PROBLEM REQUIREMENTS
Every line below should be set down exactly as it appears.

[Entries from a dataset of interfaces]
..............................
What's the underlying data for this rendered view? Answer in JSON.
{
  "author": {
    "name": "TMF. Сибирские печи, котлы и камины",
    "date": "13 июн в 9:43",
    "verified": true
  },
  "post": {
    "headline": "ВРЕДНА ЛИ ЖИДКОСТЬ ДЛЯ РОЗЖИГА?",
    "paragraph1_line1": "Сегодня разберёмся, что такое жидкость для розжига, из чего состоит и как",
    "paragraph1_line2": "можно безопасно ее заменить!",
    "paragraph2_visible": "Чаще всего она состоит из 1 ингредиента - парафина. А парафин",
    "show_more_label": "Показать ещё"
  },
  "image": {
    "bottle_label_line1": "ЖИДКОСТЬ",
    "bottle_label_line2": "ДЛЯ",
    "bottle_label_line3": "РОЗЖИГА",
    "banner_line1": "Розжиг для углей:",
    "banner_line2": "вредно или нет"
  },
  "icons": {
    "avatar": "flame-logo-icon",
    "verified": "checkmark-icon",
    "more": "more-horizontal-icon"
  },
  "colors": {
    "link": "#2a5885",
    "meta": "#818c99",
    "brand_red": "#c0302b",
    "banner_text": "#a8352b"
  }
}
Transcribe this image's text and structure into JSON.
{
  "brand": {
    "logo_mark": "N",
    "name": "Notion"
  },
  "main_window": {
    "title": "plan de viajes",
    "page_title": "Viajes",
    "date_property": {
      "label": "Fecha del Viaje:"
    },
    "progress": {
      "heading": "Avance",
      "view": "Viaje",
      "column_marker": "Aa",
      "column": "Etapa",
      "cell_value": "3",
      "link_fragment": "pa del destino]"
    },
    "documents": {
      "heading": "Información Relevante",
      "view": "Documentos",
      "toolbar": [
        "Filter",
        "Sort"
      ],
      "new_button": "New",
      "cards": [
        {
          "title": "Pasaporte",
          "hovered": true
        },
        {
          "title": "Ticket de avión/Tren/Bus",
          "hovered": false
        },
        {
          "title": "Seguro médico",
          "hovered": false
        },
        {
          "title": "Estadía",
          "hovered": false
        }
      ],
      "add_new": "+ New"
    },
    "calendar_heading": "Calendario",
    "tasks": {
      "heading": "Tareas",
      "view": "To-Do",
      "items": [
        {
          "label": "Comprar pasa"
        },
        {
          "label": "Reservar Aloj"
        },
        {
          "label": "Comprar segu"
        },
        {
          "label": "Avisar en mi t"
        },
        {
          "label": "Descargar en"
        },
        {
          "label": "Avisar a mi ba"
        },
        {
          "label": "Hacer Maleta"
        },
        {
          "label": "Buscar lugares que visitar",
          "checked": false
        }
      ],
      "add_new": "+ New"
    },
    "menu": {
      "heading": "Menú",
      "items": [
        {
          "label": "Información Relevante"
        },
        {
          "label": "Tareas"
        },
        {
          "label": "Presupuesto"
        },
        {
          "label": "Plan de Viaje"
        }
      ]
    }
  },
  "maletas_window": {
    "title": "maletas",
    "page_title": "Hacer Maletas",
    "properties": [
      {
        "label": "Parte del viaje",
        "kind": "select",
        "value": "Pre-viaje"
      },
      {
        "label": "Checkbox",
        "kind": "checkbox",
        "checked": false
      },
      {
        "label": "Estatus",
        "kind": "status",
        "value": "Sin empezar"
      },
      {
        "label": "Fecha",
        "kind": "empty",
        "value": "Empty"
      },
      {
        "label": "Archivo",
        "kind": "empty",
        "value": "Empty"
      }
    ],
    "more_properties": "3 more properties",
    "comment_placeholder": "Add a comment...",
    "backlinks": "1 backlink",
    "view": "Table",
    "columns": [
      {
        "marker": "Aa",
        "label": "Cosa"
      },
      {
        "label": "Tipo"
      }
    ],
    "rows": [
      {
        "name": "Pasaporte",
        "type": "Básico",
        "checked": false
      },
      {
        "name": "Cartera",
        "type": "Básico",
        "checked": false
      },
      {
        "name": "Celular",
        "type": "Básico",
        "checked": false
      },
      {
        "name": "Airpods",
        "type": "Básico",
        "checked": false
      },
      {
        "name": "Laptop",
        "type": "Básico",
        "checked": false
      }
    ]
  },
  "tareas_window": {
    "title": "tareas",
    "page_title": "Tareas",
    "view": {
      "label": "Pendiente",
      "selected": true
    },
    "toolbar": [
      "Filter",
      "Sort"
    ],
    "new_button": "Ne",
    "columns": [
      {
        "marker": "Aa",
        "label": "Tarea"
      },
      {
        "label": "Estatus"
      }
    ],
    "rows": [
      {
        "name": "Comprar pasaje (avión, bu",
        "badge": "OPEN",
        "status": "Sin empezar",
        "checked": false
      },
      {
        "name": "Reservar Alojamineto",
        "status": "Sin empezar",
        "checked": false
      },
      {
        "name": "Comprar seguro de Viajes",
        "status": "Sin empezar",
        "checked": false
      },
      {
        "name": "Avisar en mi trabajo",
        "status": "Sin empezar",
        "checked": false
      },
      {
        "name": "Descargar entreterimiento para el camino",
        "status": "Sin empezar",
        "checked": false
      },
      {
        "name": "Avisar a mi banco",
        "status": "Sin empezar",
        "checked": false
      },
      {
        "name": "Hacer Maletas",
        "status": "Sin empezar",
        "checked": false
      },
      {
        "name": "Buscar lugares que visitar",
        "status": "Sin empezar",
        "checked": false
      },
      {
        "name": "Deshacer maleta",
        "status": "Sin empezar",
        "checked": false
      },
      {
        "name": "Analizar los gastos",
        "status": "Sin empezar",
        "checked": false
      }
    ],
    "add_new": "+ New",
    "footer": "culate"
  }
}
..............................
WRITTEN RESPONSE
What's the underlying data for this rendered view? Answer in JSON.
{
  "author": {
    "name": "TMF. Сибирские печи, котлы и камины",
    "date": "13 июн в 9:43",
    "verified": true
  },
  "post": {
    "headline": "ВРЕДНА ЛИ ЖИДКОСТЬ ДЛЯ РОЗЖИГА?",
    "paragraph1_line1": "Сегодня разберёмся, что такое жидкость для розжига, из чего состоит и как",
    "paragraph1_line2": "можно безопасно ее заменить!",
    "paragraph2_visible": "Чаще всего она состоит из 1 ингредиента - парафина. А парафин",
    "show_more_label": "Показать ещё"
  },
  "image": {
    "bottle_label_line1": "ЖИДКОСТЬ",
    "bottle_label_line2": "ДЛЯ",
    "bottle_label_line3": "РОЗЖИГА",
    "banner_line1": "Розжиг для углей:",
    "banner_line2": "вредно или нет"
  },
  "icons": {
    "avatar": "flame-logo-icon",
    "verified": "checkmark-icon",
    "more": "more-horizontal-icon"
  },
  "colors": {
    "link": "#2a5885",
    "meta": "#818c99",
    "brand_red": "#c0302b",
    "banner_text": "#a8352b"
  }
}
Transcribe this image's text and structure into JSON.
{
  "brand": {
    "logo_mark": "N",
    "name": "Notion"
  },
  "main_window": {
    "title": "plan de viajes",
    "page_title": "Viajes",
    "date_property": {
      "label": "Fecha del Viaje:"
    },
    "progress": {
      "heading": "Avance",
      "view": "Viaje",
      "column_marker": "Aa",
      "column": "Etapa",
      "cell_value": "3",
      "link_fragment": "pa del destino]"
    },
    "documents": {
      "heading": "Información Relevante",
      "view": "Documentos",
      "toolbar": [
        "Filter",
        "Sort"
      ],
      "new_button": "New",
      "cards": [
        {
          "title": "Pasaporte",
          "hovered": true
        },
        {
          "title": "Ticket de avión/Tren/Bus",
          "hovered": false
        },
        {
          "title": "Seguro médico",
          "hovered": false
        },
        {
          "title": "Estadía",
          "hovered": false
        }
      ],
      "add_new": "+ New"
    },
    "calendar_heading": "Calendario",
    "tasks": {
      "heading": "Tareas",
      "view": "To-Do",
      "items": [
        {
          "label": "Comprar pasa"
        },
        {
          "label": "Reservar Aloj"
        },
        {
          "label": "Comprar segu"
        },
        {
          "label": "Avisar en mi t"
        },
        {
          "label": "Descargar en"
        },
        {
          "label": "Avisar a mi ba"
        },
        {
          "label": "Hacer Maleta"
        },
        {
          "label": "Buscar lugares que visitar",
          "checked": false
        }
      ],
      "add_new": "+ New"
    },
    "menu": {
      "heading": "Menú",
      "items": [
        {
          "label": "Información Relevante"
        },
        {
          "label": "Tareas"
        },
        {
          "label": "Presupuesto"
        },
        {
          "label": "Plan de Viaje"
        }
      ]
    }
  },
  "maletas_window": {
    "title": "maletas",
    "page_title": "Hacer Maletas",
    "properties": [
      {
        "label": "Parte del viaje",
        "kind": "select",
        "value": "Pre-viaje"
      },
      {
        "label": "Checkbox",
        "kind": "checkbox",
        "checked": false
      },
      {
        "label": "Estatus",
        "kind": "status",
        "value": "Sin empezar"
      },
      {
        "label": "Fecha",
        "kind": "empty",
        "value": "Empty"
      },
      {
        "label": "Archivo",
        "kind": "empty",
        "value": "Empty"
      }
    ],
    "more_properties": "3 more properties",
    "comment_placeholder": "Add a comment...",
    "backlinks": "1 backlink",
    "view": "Table",
    "columns": [
      {
        "marker": "Aa",
        "label": "Cosa"
      },
      {
        "label": "Tipo"
      }
    ],
    "rows": [
      {
        "name": "Pasaporte",
        "type": "Básico",
        "checked": false
      },
      {
        "name": "Cartera",
        "type": "Básico",
        "checked": false
      },
      {
        "name": "Celular",
        "type": "Básico",
        "checked": false
      },
      {
        "name": "Airpods",
        "type": "Básico",
        "checked": false
      },
      {
        "name": "Laptop",
        "type": "Básico",
        "checked": false
      }
    ]
  },
  "tareas_window": {
    "title": "tareas",
    "page_title": "Tareas",
    "view": {
      "label": "Pendiente",
      "selected": true
    },
    "toolbar": [
      "Filter",
      "Sort"
    ],
    "new_button": "Ne",
    "columns": [
      {
        "marker": "Aa",
        "label": "Tarea"
      },
      {
        "label": "Estatus"
      }
    ],
    "rows": [
      {
        "name": "Comprar pasaje (avión, bu",
        "badge": "OPEN",
        "status": "Sin empezar",
        "checked": false
      },
      {
        "name": "Reservar Alojamineto",
        "status": "Sin empezar",
        "checked": false
      },
      {
        "name": "Comprar seguro de Viajes",
        "status": "Sin empezar",
        "checked": false
      },
      {
        "name": "Avisar en mi trabajo",
        "status": "Sin empezar",
        "checked": false
      },
      {
        "name": "Descargar entreterimiento para el camino",
        "status": "Sin empezar",
        "checked": false
      },
      {
        "name": "Avisar a mi banco",
        "status": "Sin empezar",
        "checked": false
      },
      {
        "name": "Hacer Maletas",
        "status": "Sin empezar",
        "checked": false
      },
      {
        "name": "Buscar lugares que visitar",
        "status": "Sin empezar",
        "checked": false
      },
      {
        "name": "Deshacer maleta",
        "status": "Sin empezar",
        "checked": false
      },
      {
        "name": "Analizar los gastos",
        "status": "Sin empezar",
        "checked": false
      }
    ],
    "add_new": "+ New",
    "footer": "culate"
  }
}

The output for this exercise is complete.